Web page and app entries:
# # #

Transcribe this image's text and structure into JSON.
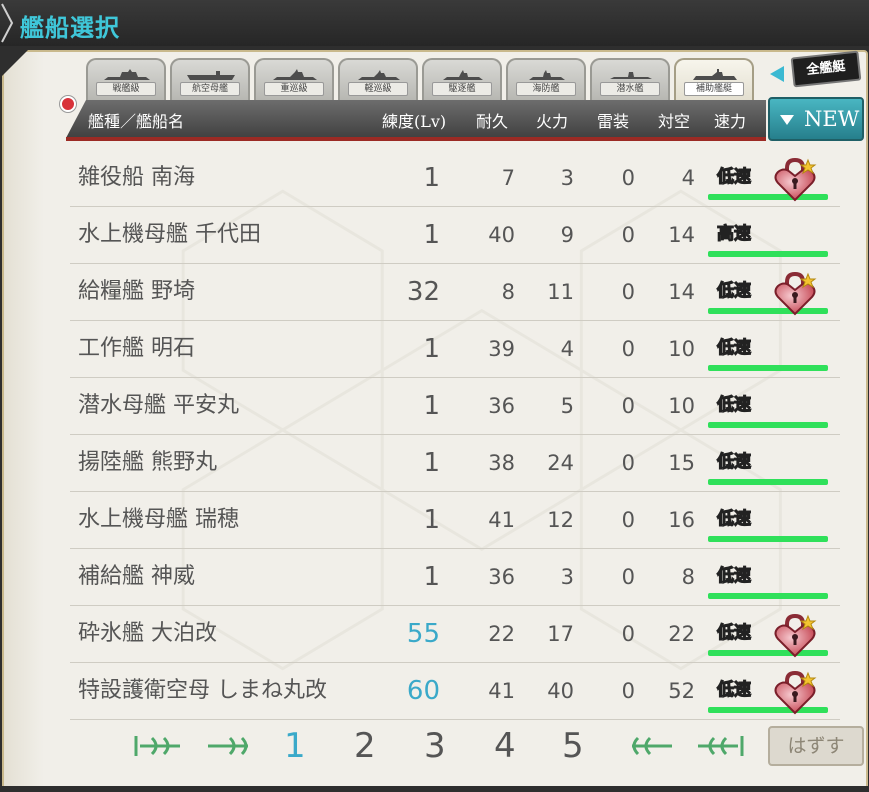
{
  "title": "艦船選択",
  "tabs": [
    "戦艦級",
    "航空母艦",
    "重巡級",
    "軽巡級",
    "駆逐艦",
    "海防艦",
    "潜水艦",
    "補助艦艇"
  ],
  "active_tab_index": 7,
  "all_ships_label": "全艦艇",
  "header": {
    "type_name": "艦種／艦船名",
    "level": "練度(Lv)",
    "hp": "耐久",
    "firepower": "火力",
    "torpedo": "雷装",
    "aa": "対空",
    "speed": "速力"
  },
  "new_button_label": "NEW",
  "rows": [
    {
      "name": "雑役船 南海",
      "level": "1",
      "hp": "7",
      "firepower": "3",
      "torpedo": "0",
      "aa": "4",
      "speed": "低速",
      "locked": true
    },
    {
      "name": "水上機母艦 千代田",
      "level": "1",
      "hp": "40",
      "firepower": "9",
      "torpedo": "0",
      "aa": "14",
      "speed": "高速",
      "locked": false
    },
    {
      "name": "給糧艦 野埼",
      "level": "32",
      "hp": "8",
      "firepower": "11",
      "torpedo": "0",
      "aa": "14",
      "speed": "低速",
      "locked": true
    },
    {
      "name": "工作艦 明石",
      "level": "1",
      "hp": "39",
      "firepower": "4",
      "torpedo": "0",
      "aa": "10",
      "speed": "低速",
      "locked": false
    },
    {
      "name": "潜水母艦 平安丸",
      "level": "1",
      "hp": "36",
      "firepower": "5",
      "torpedo": "0",
      "aa": "10",
      "speed": "低速",
      "locked": false
    },
    {
      "name": "揚陸艦 熊野丸",
      "level": "1",
      "hp": "38",
      "firepower": "24",
      "torpedo": "0",
      "aa": "15",
      "speed": "低速",
      "locked": false
    },
    {
      "name": "水上機母艦 瑞穂",
      "level": "1",
      "hp": "41",
      "firepower": "12",
      "torpedo": "0",
      "aa": "16",
      "speed": "低速",
      "locked": false
    },
    {
      "name": "補給艦 神威",
      "level": "1",
      "hp": "36",
      "firepower": "3",
      "torpedo": "0",
      "aa": "8",
      "speed": "低速",
      "locked": false
    },
    {
      "name": "砕氷艦 大泊改",
      "level": "55",
      "hp": "22",
      "firepower": "17",
      "torpedo": "0",
      "aa": "22",
      "speed": "低速",
      "locked": true
    },
    {
      "name": "特設護衛空母 しまね丸改",
      "level": "60",
      "hp": "41",
      "firepower": "40",
      "torpedo": "0",
      "aa": "52",
      "speed": "低速",
      "locked": true
    }
  ],
  "pagination": {
    "pages": [
      "1",
      "2",
      "3",
      "4",
      "5"
    ],
    "current": "1"
  },
  "remove_button_label": "はずす",
  "colors": {
    "accent": "#3aa9c9",
    "speed_bar": "#2fe05a",
    "title": "#3fc7d9",
    "header_line": "#9b2a24"
  }
}
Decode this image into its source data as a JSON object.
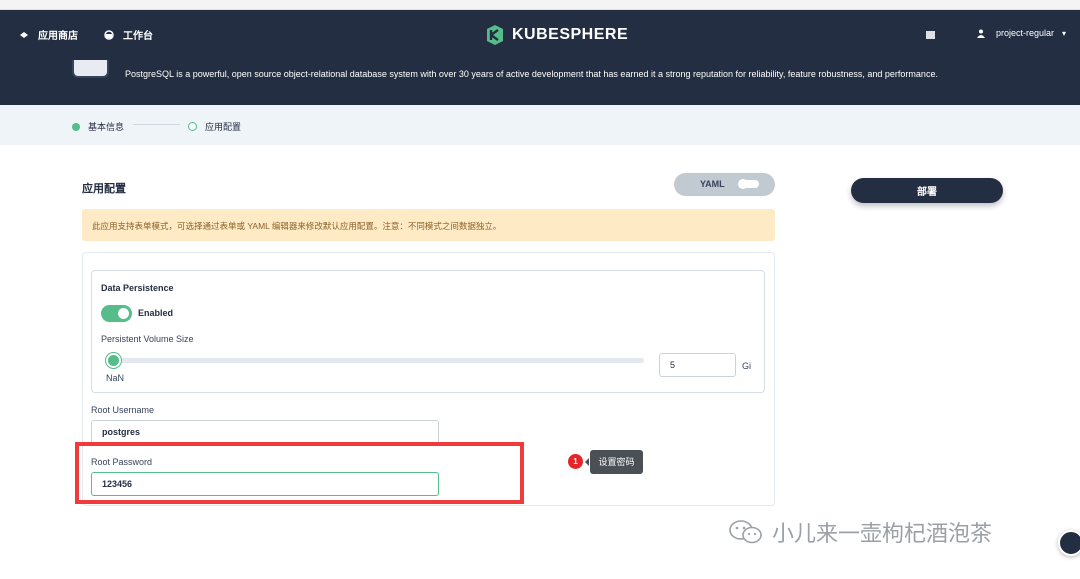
{
  "topbar": {
    "nav": [
      {
        "label": "应用商店",
        "icon": "app-store-icon"
      },
      {
        "label": "工作台",
        "icon": "workbench-icon"
      }
    ],
    "logo_text": "KUBESPHERE",
    "user_name": "project-regular",
    "caret": "▾"
  },
  "hero": {
    "description": "PostgreSQL is a powerful, open source object-relational database system with over 30 years of active development that has earned it a strong reputation for reliability, feature robustness, and performance."
  },
  "steps": [
    {
      "label": "基本信息",
      "state": "done"
    },
    {
      "label": "应用配置",
      "state": "current"
    }
  ],
  "config": {
    "title": "应用配置",
    "yaml_label": "YAML",
    "deploy_label": "部署",
    "notice": "此应用支持表单模式，可选择通过表单或 YAML 编辑器来修改默认应用配置。注意：不同模式之间数据独立。",
    "persistence": {
      "title": "Data Persistence",
      "enabled_label": "Enabled",
      "volume_label": "Persistent Volume Size",
      "slider_value_label": "NaN",
      "volume_value": "5",
      "unit": "Gi"
    },
    "username": {
      "label": "Root Username",
      "value": "postgres"
    },
    "password": {
      "label": "Root Password",
      "value": "123456"
    }
  },
  "annotation": {
    "number": "1",
    "tip": "设置密码",
    "highlight_color": "#ef3b3b"
  },
  "watermark": "小儿来一壶枸杞酒泡茶",
  "colors": {
    "topbar": "#242e42",
    "accent_green": "#55bc8a",
    "notice_bg": "#ffeac6"
  }
}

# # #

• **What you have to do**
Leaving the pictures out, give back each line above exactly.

• **Response to this exercise**
Transcribe this image's text and structure into JSON.
{
  "title": "艦船選択",
  "tabs": [
    "戦艦級",
    "航空母艦",
    "重巡級",
    "軽巡級",
    "駆逐艦",
    "海防艦",
    "潜水艦",
    "補助艦艇"
  ],
  "active_tab_index": 7,
  "all_ships_label": "全艦艇",
  "header": {
    "type_name": "艦種／艦船名",
    "level": "練度(Lv)",
    "hp": "耐久",
    "firepower": "火力",
    "torpedo": "雷装",
    "aa": "対空",
    "speed": "速力"
  },
  "new_button_label": "NEW",
  "rows": [
    {
      "name": "雑役船 南海",
      "level": "1",
      "hp": "7",
      "firepower": "3",
      "torpedo": "0",
      "aa": "4",
      "speed": "低速",
      "locked": true
    },
    {
      "name": "水上機母艦 千代田",
      "level": "1",
      "hp": "40",
      "firepower": "9",
      "torpedo": "0",
      "aa": "14",
      "speed": "高速",
      "locked": false
    },
    {
      "name": "給糧艦 野埼",
      "level": "32",
      "hp": "8",
      "firepower": "11",
      "torpedo": "0",
      "aa": "14",
      "speed": "低速",
      "locked": true
    },
    {
      "name": "工作艦 明石",
      "level": "1",
      "hp": "39",
      "firepower": "4",
      "torpedo": "0",
      "aa": "10",
      "speed": "低速",
      "locked": false
    },
    {
      "name": "潜水母艦 平安丸",
      "level": "1",
      "hp": "36",
      "firepower": "5",
      "torpedo": "0",
      "aa": "10",
      "speed": "低速",
      "locked": false
    },
    {
      "name": "揚陸艦 熊野丸",
      "level": "1",
      "hp": "38",
      "firepower": "24",
      "torpedo": "0",
      "aa": "15",
      "speed": "低速",
      "locked": false
    },
    {
      "name": "水上機母艦 瑞穂",
      "level": "1",
      "hp": "41",
      "firepower": "12",
      "torpedo": "0",
      "aa": "16",
      "speed": "低速",
      "locked": false
    },
    {
      "name": "補給艦 神威",
      "level": "1",
      "hp": "36",
      "firepower": "3",
      "torpedo": "0",
      "aa": "8",
      "speed": "低速",
      "locked": false
    },
    {
      "name": "砕氷艦 大泊改",
      "level": "55",
      "hp": "22",
      "firepower": "17",
      "torpedo": "0",
      "aa": "22",
      "speed": "低速",
      "locked": true
    },
    {
      "name": "特設護衛空母 しまね丸改",
      "level": "60",
      "hp": "41",
      "firepower": "40",
      "torpedo": "0",
      "aa": "52",
      "speed": "低速",
      "locked": true
    }
  ],
  "pagination": {
    "pages": [
      "1",
      "2",
      "3",
      "4",
      "5"
    ],
    "current": "1"
  },
  "remove_button_label": "はずす",
  "colors": {
    "accent": "#3aa9c9",
    "speed_bar": "#2fe05a",
    "title": "#3fc7d9",
    "header_line": "#9b2a24"
  }
}
Decode this image into its source data as a JSON object.
{
  "topbar": {
    "nav": [
      {
        "label": "应用商店",
        "icon": "app-store-icon"
      },
      {
        "label": "工作台",
        "icon": "workbench-icon"
      }
    ],
    "logo_text": "KUBESPHERE",
    "user_name": "project-regular",
    "caret": "▾"
  },
  "hero": {
    "description": "PostgreSQL is a powerful, open source object-relational database system with over 30 years of active development that has earned it a strong reputation for reliability, feature robustness, and performance."
  },
  "steps": [
    {
      "label": "基本信息",
      "state": "done"
    },
    {
      "label": "应用配置",
      "state": "current"
    }
  ],
  "config": {
    "title": "应用配置",
    "yaml_label": "YAML",
    "deploy_label": "部署",
    "notice": "此应用支持表单模式，可选择通过表单或 YAML 编辑器来修改默认应用配置。注意：不同模式之间数据独立。",
    "persistence": {
      "title": "Data Persistence",
      "enabled_label": "Enabled",
      "volume_label": "Persistent Volume Size",
      "slider_value_label": "NaN",
      "volume_value": "5",
      "unit": "Gi"
    },
    "username": {
      "label": "Root Username",
      "value": "postgres"
    },
    "password": {
      "label": "Root Password",
      "value": "123456"
    }
  },
  "annotation": {
    "number": "1",
    "tip": "设置密码",
    "highlight_color": "#ef3b3b"
  },
  "watermark": "小儿来一壶枸杞酒泡茶",
  "colors": {
    "topbar": "#242e42",
    "accent_green": "#55bc8a",
    "notice_bg": "#ffeac6"
  }
}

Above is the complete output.